And we don’t want to leave money news without talking about the Thrift Savings Plan results for November. Frankly, it wasn’t a great month for TSP funds. Most of the TSP funds were down in November — although just slightly in most cases. See a chart of how TSP funds performed in November — and for the year… not bad numbers for the last 12 months, by the way.
A few other stories to keep on your radar.
Regular listeners know I’m fascinated by open government and gov 2.0. And we were talking about Britian. A big story out of the UK this week. The government announced it is going to open up most government data — some are saying this will be the biggest trove of open government data ever. It will be interesting to watch.
#UK @guardian: UK gov to open one of the largest troves of gov data http://bit.ly/um8FaU
One is snow — and the potential of snowmagedon. December marks the start of winter — and here in Washington, we all remember the challenges that can come with winter weather. The Office of Personnel Management this week announced they will have more options for this winter season. Gone is merely closed or open. There are now three new possible responses to severe conditions: staggered early departure with a final departure time, immediate departure and shelter in place.
And we should mention that HUD Deputy CIO Chris Niedermeyer has announced that he is retiring after 33 years of public service. Patsy Garnett will assume his responsibilities.
And I’ll give you a few stories worth reading this weekend, but first… our first issue of the year for 2011…
During the month of December, we are going to look at the big issues of the year — the issues, people, and ideas that defined 2011… and that will define the years ahead.
And we thought we’d start with cyber-security. Cyber-security has changed a lot over the years, but this year, the pace of change was even more rapid. The U-S discussed the idea of using a cyber-attack on Lybia — and there were reports that a cyber attack that penetrated a US public water system in Illinois. Both proved to be premature, but they are certainly signs of changing times.

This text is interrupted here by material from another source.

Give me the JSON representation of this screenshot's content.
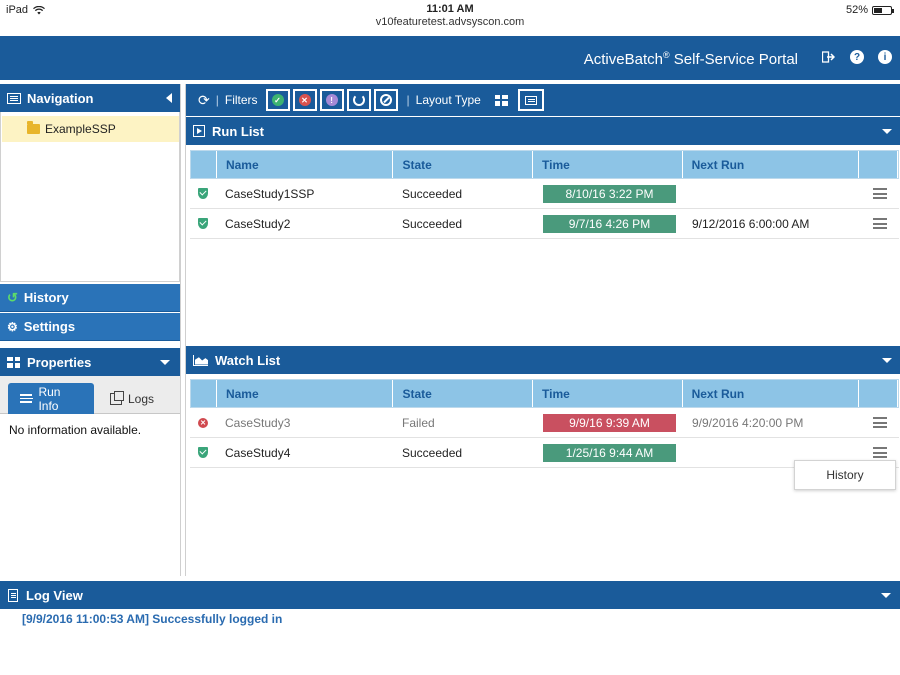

Bob Gourley is the former chief technology officer of the Defense Intelligence Agency. He is currently an regular blogger at CTOvision.com and he is the CTO for Crucial Point, an IT consulting company. He says one of the big stories of 2011 is big data — dealing with all the information coming at us these days….
Bob Gourley is the former chief technology officer of the Defense Intelligence Agency. He is currently an regular blogger at CTOvision dot com and he is the CTO for Crucial Point, an IT consulting company.
Before we close out, a few things worth reading this weekend.
One deals with cyber-security… and intelligence. It is a story in the most recent issue of BusinessWeek headlined The War on Terror’s Secret Weapon — and it is about the company Palantir, which they call ‘indispensable’ to US intelligence. It is a fascinating company — and a fascinating story.
We also have delicious stories for you about reverse mentoring — what and how you can learn from those young ones… NASA’s Apps store… and I also put a link to a recent interview Charlie Rose had with Facebook’s Mark Zuckerberg, and Facebook’s chief operating officer Sheryl Sandberg. It’s a fascinating conversations.
Two other items… One is a page Google has pulled together highlighting government transformers. AsGoogle says, these are people using Google’s technology — but it is always good to see people doing interesting work in government. It’s definitely worth a look.
And finally, I mentioned a few weeks ago that GovLoop now is 50,000 members strong. GovLoop is saying thank you. If you are here in Washington, GovLoop is giving away lunch. Collaboration can make you hungry, so… BBQ sandwiches, mac and cheese… I have details… dorobekinsider.com.
Have a good weekend. Go out and do good work.